◆ Prompt ◆
Down to the last line, repeat the entries exactly and drop any image.

=== Section Start ===

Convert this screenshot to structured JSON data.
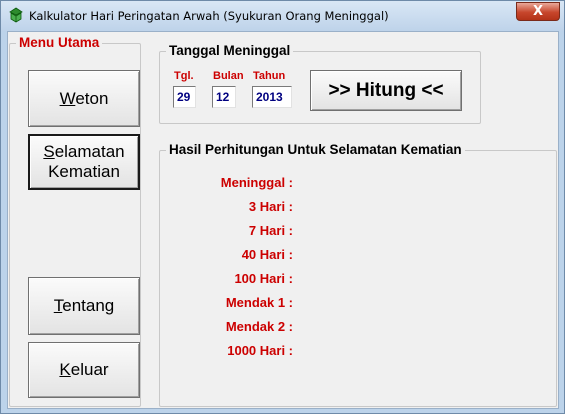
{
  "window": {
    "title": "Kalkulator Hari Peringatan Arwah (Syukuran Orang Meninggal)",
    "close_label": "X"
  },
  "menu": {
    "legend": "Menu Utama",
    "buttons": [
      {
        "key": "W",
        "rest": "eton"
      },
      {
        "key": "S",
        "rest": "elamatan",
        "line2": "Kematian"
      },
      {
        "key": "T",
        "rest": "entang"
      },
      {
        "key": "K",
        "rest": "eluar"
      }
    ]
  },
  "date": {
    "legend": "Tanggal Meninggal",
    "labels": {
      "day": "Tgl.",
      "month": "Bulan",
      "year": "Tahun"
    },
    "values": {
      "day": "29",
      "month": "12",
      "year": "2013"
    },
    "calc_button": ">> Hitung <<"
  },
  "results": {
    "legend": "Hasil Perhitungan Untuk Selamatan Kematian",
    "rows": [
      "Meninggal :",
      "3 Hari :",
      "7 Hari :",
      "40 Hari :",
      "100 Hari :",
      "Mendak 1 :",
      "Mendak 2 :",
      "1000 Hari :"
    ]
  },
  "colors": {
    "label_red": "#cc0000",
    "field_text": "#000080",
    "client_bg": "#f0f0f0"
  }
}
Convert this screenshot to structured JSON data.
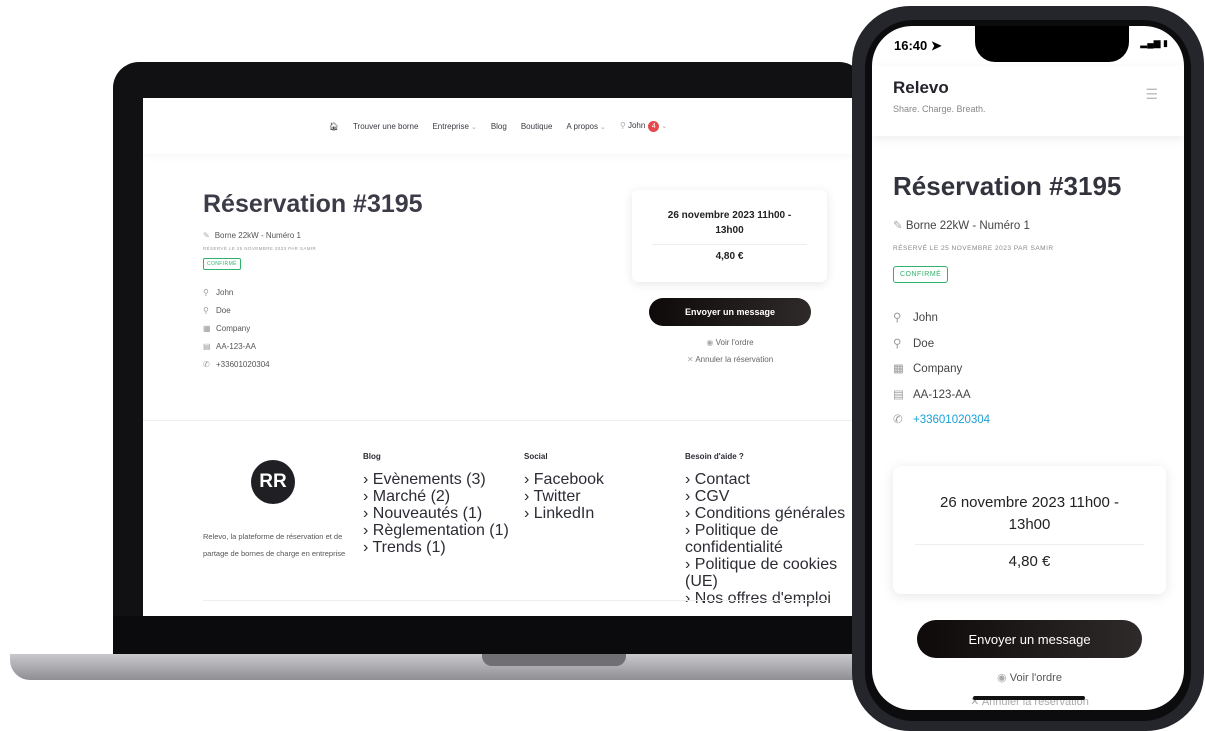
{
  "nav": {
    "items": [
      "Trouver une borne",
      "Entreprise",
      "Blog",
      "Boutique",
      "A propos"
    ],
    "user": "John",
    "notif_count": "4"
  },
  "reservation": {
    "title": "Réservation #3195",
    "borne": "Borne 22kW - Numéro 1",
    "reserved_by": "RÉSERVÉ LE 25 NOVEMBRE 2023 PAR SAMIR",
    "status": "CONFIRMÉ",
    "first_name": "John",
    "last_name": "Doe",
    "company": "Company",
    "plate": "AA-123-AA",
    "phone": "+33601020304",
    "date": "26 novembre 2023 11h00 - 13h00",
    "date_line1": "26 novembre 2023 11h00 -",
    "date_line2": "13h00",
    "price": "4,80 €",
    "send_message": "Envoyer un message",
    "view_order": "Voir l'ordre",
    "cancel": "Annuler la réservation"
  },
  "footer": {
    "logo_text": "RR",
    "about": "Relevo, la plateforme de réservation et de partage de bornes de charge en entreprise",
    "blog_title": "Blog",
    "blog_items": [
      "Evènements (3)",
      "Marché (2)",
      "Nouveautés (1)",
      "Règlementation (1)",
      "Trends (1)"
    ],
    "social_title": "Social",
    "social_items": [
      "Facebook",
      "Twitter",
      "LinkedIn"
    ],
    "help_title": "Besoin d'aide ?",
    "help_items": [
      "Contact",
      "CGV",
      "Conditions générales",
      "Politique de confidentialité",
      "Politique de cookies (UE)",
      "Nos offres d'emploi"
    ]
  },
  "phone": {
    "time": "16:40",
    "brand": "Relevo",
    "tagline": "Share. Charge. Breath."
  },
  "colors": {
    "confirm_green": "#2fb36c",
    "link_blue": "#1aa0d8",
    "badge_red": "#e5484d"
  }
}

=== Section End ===

◆ Exercise output ◆
Convert this screenshot to structured JSON data.
{
  "window": {
    "title": "Kalkulator Hari Peringatan Arwah (Syukuran Orang Meninggal)",
    "close_label": "X"
  },
  "menu": {
    "legend": "Menu Utama",
    "buttons": [
      {
        "key": "W",
        "rest": "eton"
      },
      {
        "key": "S",
        "rest": "elamatan",
        "line2": "Kematian"
      },
      {
        "key": "T",
        "rest": "entang"
      },
      {
        "key": "K",
        "rest": "eluar"
      }
    ]
  },
  "date": {
    "legend": "Tanggal Meninggal",
    "labels": {
      "day": "Tgl.",
      "month": "Bulan",
      "year": "Tahun"
    },
    "values": {
      "day": "29",
      "month": "12",
      "year": "2013"
    },
    "calc_button": ">> Hitung <<"
  },
  "results": {
    "legend": "Hasil Perhitungan Untuk Selamatan Kematian",
    "rows": [
      "Meninggal :",
      "3 Hari :",
      "7 Hari :",
      "40 Hari :",
      "100 Hari :",
      "Mendak 1 :",
      "Mendak 2 :",
      "1000 Hari :"
    ]
  },
  "colors": {
    "label_red": "#cc0000",
    "field_text": "#000080",
    "client_bg": "#f0f0f0"
  }
}
Convert this screenshot to structured JSON data.
{
  "nav": {
    "items": [
      "Trouver une borne",
      "Entreprise",
      "Blog",
      "Boutique",
      "A propos"
    ],
    "user": "John",
    "notif_count": "4"
  },
  "reservation": {
    "title": "Réservation #3195",
    "borne": "Borne 22kW - Numéro 1",
    "reserved_by": "RÉSERVÉ LE 25 NOVEMBRE 2023 PAR SAMIR",
    "status": "CONFIRMÉ",
    "first_name": "John",
    "last_name": "Doe",
    "company": "Company",
    "plate": "AA-123-AA",
    "phone": "+33601020304",
    "date": "26 novembre 2023 11h00 - 13h00",
    "date_line1": "26 novembre 2023 11h00 -",
    "date_line2": "13h00",
    "price": "4,80 €",
    "send_message": "Envoyer un message",
    "view_order": "Voir l'ordre",
    "cancel": "Annuler la réservation"
  },
  "footer": {
    "logo_text": "RR",
    "about": "Relevo, la plateforme de réservation et de partage de bornes de charge en entreprise",
    "blog_title": "Blog",
    "blog_items": [
      "Evènements (3)",
      "Marché (2)",
      "Nouveautés (1)",
      "Règlementation (1)",
      "Trends (1)"
    ],
    "social_title": "Social",
    "social_items": [
      "Facebook",
      "Twitter",
      "LinkedIn"
    ],
    "help_title": "Besoin d'aide ?",
    "help_items": [
      "Contact",
      "CGV",
      "Conditions générales",
      "Politique de confidentialité",
      "Politique de cookies (UE)",
      "Nos offres d'emploi"
    ]
  },
  "phone": {
    "time": "16:40",
    "brand": "Relevo",
    "tagline": "Share. Charge. Breath."
  },
  "colors": {
    "confirm_green": "#2fb36c",
    "link_blue": "#1aa0d8",
    "badge_red": "#e5484d"
  }
}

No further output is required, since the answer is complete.